The Hyatt Regency Scottsdale uses the Spa & Sport Software Reservation Assistant by TAC (www.reservationassistant.com) to manage the process. "We certainly use all of the tools that our SMS gives us to run at full capacity or as close as we can get to it," Graichen says. "But you must map out the day so that you don't create spikes that will limit treatments that can be done before and after peak times."
When a guest books a tee time, they do it because they want to play golf. The spa, however, has more subtleties. Guests can get facials, scalp treatments, hot rock massages -- you name it. Not everyone books a spa appointment for the same reason. Thus marketing plays a slightly different role on the spa side compared to the golf side of hotel operations. Either way, the GMS and SMS are crucial components to any type of campaign.

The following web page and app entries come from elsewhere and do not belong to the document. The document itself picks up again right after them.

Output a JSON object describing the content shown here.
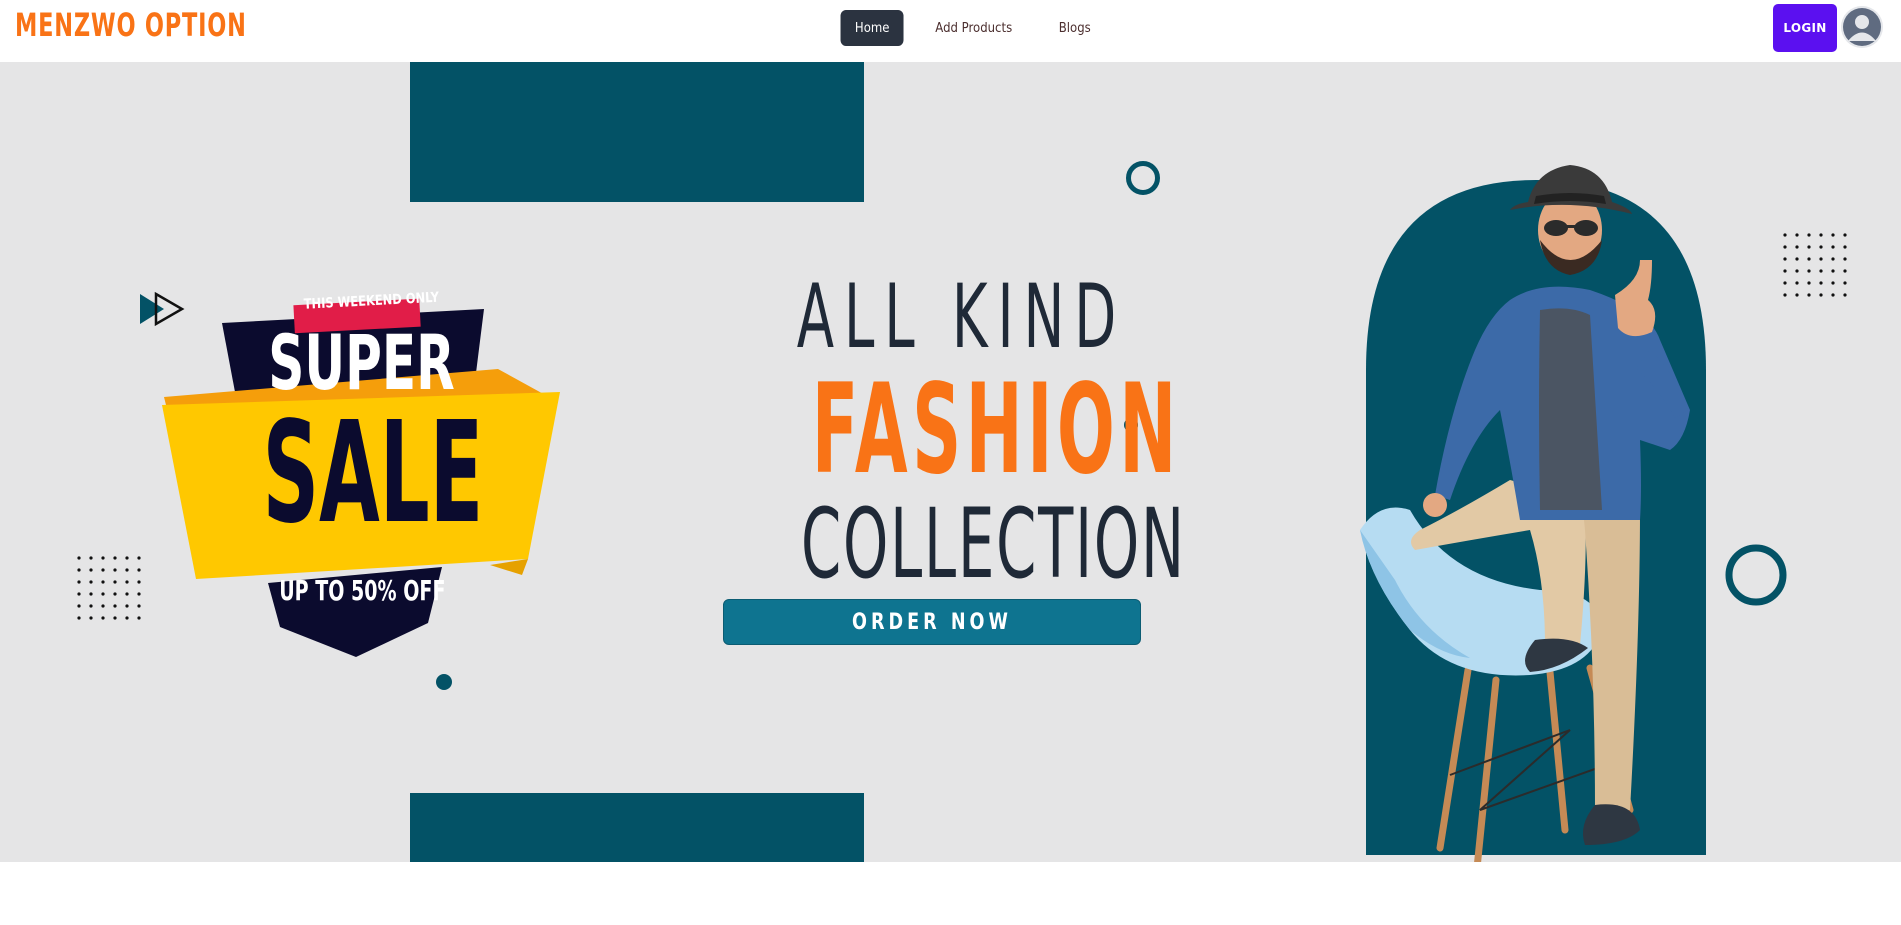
{
  "navbar": {
    "brand": "MENZWO OPTION",
    "items": [
      {
        "label": "Home",
        "active": true
      },
      {
        "label": "Add Products",
        "active": false
      },
      {
        "label": "Blogs",
        "active": false
      }
    ],
    "login_label": "LOGIN",
    "avatar_icon": "user-avatar-icon"
  },
  "hero": {
    "sale_badge": {
      "top_ribbon": "THIS WEEKEND ONLY",
      "line1": "SUPER",
      "line2": "SALE",
      "line3": "UP TO 50% OFF"
    },
    "headline": {
      "line1": "ALL KIND",
      "line2": "FASHION",
      "line3": "COLLECTION"
    },
    "cta_label": "ORDER NOW",
    "colors": {
      "accent_orange": "#f97316",
      "teal": "#035266",
      "button_teal": "#0e7490",
      "login_purple": "#5b10f0",
      "sale_yellow": "#ffc800",
      "sale_navy": "#0b0b2e",
      "ribbon_red": "#e11d48"
    }
  }
}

"There is a lot of money spent on golf travel in the U.S.," says Harker. "It is a wealthy demographic that is willing to spend and travel. They like to see different courses." Marketing on the golf side, then, is about giving guests the opportunity to golf, if possible at a lower rate, as part of a package.
Judy Stell, spa director at the Umstead Hotel and Spa in Cary, North Carolina, sees 50 percent of her business from the local population around the hotel and 50 percent from hotel guests. This necessitates dual marketing efforts, a phenomenon common to spa marketing.
Stell indicates that most marketing is done via e-mail, the addresses of which are garnered from their Springer-Miller Systems SpaSoft ( www.springermiller.com) system and their PMS. This presents Stell the opportunity to gather information from the PMS and upsell to guests staying at the hotel, but who have not made spa reservations. They do separate targeted e-mail blasts to repeat guests with information from the SMS.
"The integration of the PMS and SMS has helped boost attendance at the spa and increase revenue," she comments.
The versatile nature of the spa guest underscores the importance of the SMS to marketing for Graichen as well. From the system, Graichen is able to extract reports showing the number of visits for each guest, the kinds of treatments they had, how much was spent, and because of integration to the POS, whether they made retail purchases.
"We can tell whether they're in town for a holiday, if they'll be in periodically throughout a particular season or if we'll see them during the high season," Graichen says. "Every week we can approach them differently."
Next stop: Orbitz?
Discussions indicate that despite the relative newness of hospitality-industrystyle yield management techniques to spa and golf management, there is a demand within the industry for something more. The expected evolution of spa and golf management is a national reservations system along the lines of an Orbitz or HotWire booking engine. PGA regional controller Spiers believes offerings straight from the big online retailers would be even better than a separate national golf reservations system.
"Right now there is no national reservation system for golf," says Spiers. "Travelocity, Expedia-- they don't do golf. Being able to patch into those systems would be one of the best decisions that could be made for the industry."
Graichen agrees with Spiers, with the caveat that any national spa reservations system would have to ensure proper mapping around peak times. Overall, he considers it a good idea.
Harker believes that hotels are already moving in this direction. "Hotels are realizing that spa and golf are really good ways to put extra heads in beds," he says. "The more we as an industry can tie systems together to let people customize their vacation experience, the better we're going to do. Customers are going to be more loyal to any one place that can put all of that together." HT